Since he did not compete during his NS, Nazri lost all his fencing rankings points during the two years of inactivity.
With younger fencers jostling their way into the fencing squad, it was an uphill task for him to regain his place in the national team, and he had believed his SEA Games dreams had all but disappeared – until this year.
“All these years that I’ve kind of given up on my dream of going to the SEA Games, and suddenly I am given this chance,” he told Yahoo News Singapore.
Exclusive training stint for Garie Tang
Like Nazri, Tang had also picked up MMA during his army days, and eventually turned professional in 2011. The 29-year-old now has a professional fighting record of four wins and a loss.
Similarly, he earned a SEA Games spot in sambo after medalling at the Wrestling Federation of Singapore qualifiers.
He was also given a once-in-a-lifetime opportunity as the recipient of the Ultimate Fighting Championship Training Scholarship to train for four weeks across September and October at UFC’s new performance institute in Shanghai.
“Training with the top guys in China almost daily, your skills are definitely sharpened. I can understand better how to train and recover up to the require standards to be successful in the sport,” he told Yahoo News Singapore.
“The training stint has motivated me to train a lot harder in the last few months, and I think with the knowledge and training that I got in Shanghai, I’m feeling quite positive for the SEA Games.”
Tang was the second recipient of the scholarship after Indonesia’s Linda Darrow in 2018, and the first to train in Shanghai.
While he was very impressed by the state-of-the-art facilities at the performance institute, he returned with a crucial takeaway: the recovery process after training.

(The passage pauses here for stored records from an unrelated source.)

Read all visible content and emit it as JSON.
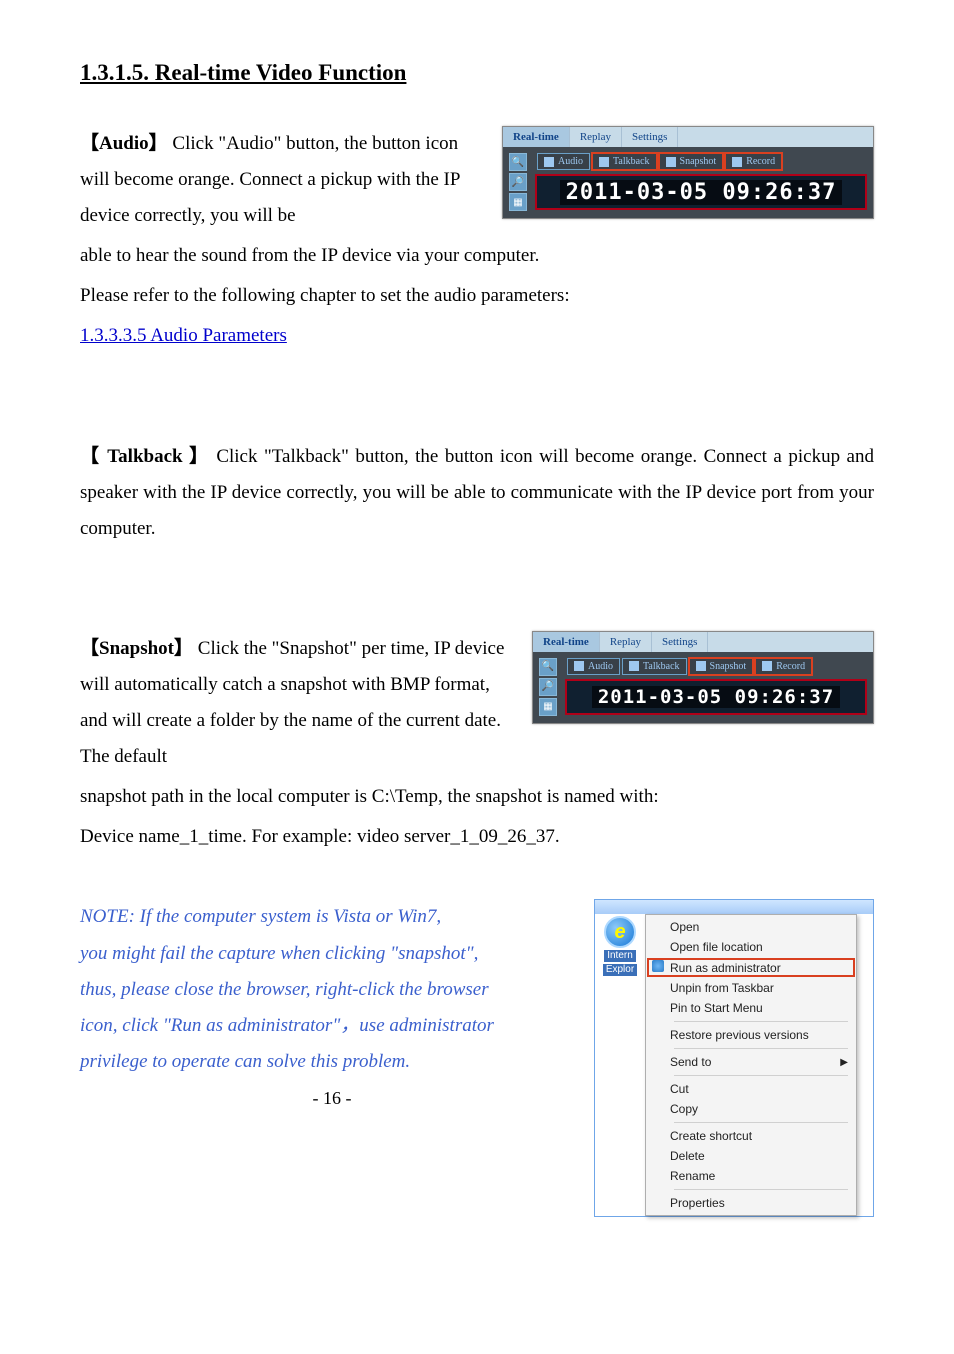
{
  "heading": "1.3.1.5. Real-time Video Function",
  "audio": {
    "label_open": "【",
    "label_text": "Audio",
    "label_close": "】",
    "text1": "Click \"Audio\" button, the button icon will become orange. Connect a pickup with the IP device correctly, you will be",
    "text2": "able to hear the sound from the IP device via your computer.",
    "text3": "Please refer to the following chapter to set the audio parameters:",
    "link": "1.3.3.3.5 Audio Parameters"
  },
  "talkback": {
    "label_open": "【",
    "label_text": " Talkback ",
    "label_close": "】",
    "text": " Click \"Talkback\" button, the button icon will become orange. Connect a pickup and speaker with the IP device correctly, you will be able to communicate with the IP device port from your computer."
  },
  "snapshot": {
    "label_open": "【",
    "label_text": "Snapshot",
    "label_close": "】",
    "text1": "Click the \"Snapshot\" per time,   IP device will automatically catch a snapshot with BMP format, and will create a folder by the name of the current date. The default",
    "text2": "snapshot path in the local computer is C:\\Temp, the snapshot is named with:",
    "text3": "Device name_1_time. For example: video server_1_09_26_37."
  },
  "note": {
    "line1": "NOTE: If the computer system is Vista or Win7,",
    "line2": "you might fail the capture when clicking \"snapshot\",",
    "line3": "thus, please close the browser, right-click the browser",
    "line4": "icon, click \"Run as administrator\"，use administrator",
    "line5": "privilege to operate can solve this problem."
  },
  "page_number": "- 16 -",
  "figure_toolbar": {
    "tabs": {
      "realtime": "Real-time",
      "replay": "Replay",
      "settings": "Settings"
    },
    "buttons": {
      "audio": "Audio",
      "talkback": "Talkback",
      "snapshot": "Snapshot",
      "record": "Record"
    },
    "timestamp": "2011-03-05 09:26:37"
  },
  "context_menu": {
    "ie_label1": "Intern",
    "ie_label2": "Explor",
    "items": {
      "open": "Open",
      "open_location": "Open file location",
      "run_admin": "Run as administrator",
      "unpin": "Unpin from Taskbar",
      "pin_start": "Pin to Start Menu",
      "restore": "Restore previous versions",
      "send_to": "Send to",
      "cut": "Cut",
      "copy": "Copy",
      "shortcut": "Create shortcut",
      "delete": "Delete",
      "rename": "Rename",
      "properties": "Properties"
    }
  }
}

“Recovery should always be factored in a training schedule,” he explained. “If you recover well, especially after being a little banged up after a tough session, then you can train better the next time. And if you keep at it, in the long run, you will feel the positive effects on your training capabilities.”
Making the best of their SEA Games chances

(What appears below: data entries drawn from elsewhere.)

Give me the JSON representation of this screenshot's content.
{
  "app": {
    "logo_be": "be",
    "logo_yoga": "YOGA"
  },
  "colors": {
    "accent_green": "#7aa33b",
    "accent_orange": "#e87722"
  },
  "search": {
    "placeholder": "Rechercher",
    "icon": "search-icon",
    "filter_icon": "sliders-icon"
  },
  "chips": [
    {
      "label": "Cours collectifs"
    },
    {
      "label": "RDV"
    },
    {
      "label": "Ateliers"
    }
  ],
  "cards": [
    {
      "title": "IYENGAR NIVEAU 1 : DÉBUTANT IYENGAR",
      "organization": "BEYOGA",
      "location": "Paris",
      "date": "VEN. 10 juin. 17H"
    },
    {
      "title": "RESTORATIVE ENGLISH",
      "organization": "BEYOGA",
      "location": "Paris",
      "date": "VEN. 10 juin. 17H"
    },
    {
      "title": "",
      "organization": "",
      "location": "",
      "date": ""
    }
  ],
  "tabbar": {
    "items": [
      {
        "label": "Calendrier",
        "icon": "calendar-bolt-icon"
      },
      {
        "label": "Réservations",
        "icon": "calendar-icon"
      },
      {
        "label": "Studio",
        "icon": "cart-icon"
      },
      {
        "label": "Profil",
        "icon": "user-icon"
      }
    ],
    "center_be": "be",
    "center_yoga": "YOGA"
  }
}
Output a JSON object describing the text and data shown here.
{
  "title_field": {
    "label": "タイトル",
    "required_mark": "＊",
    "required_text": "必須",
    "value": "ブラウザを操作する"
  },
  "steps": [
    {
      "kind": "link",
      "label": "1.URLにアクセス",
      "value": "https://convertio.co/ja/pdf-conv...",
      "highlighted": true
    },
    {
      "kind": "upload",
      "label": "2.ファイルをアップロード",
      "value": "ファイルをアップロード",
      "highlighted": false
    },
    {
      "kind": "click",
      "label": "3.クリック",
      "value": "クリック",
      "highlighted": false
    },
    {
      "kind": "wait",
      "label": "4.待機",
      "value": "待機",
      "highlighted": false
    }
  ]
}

Indeed for Nazri and Tang, their persistence and passion in their sporting endeavours have been rewarded with opportunities for medal glory at the SEA Games. And while they are still surprised at their good fortunes, they are eager to make the best of their opportunities.
“I’m still like pinching myself and wondering, ‘Sure or not?’ ” Nazri said with a laugh.
“I still feel a little sceptical whether this is happening or not, and I guess I’ll find out when I reach Manila and compete. And when I’m there, I want the gold medal, for sure.”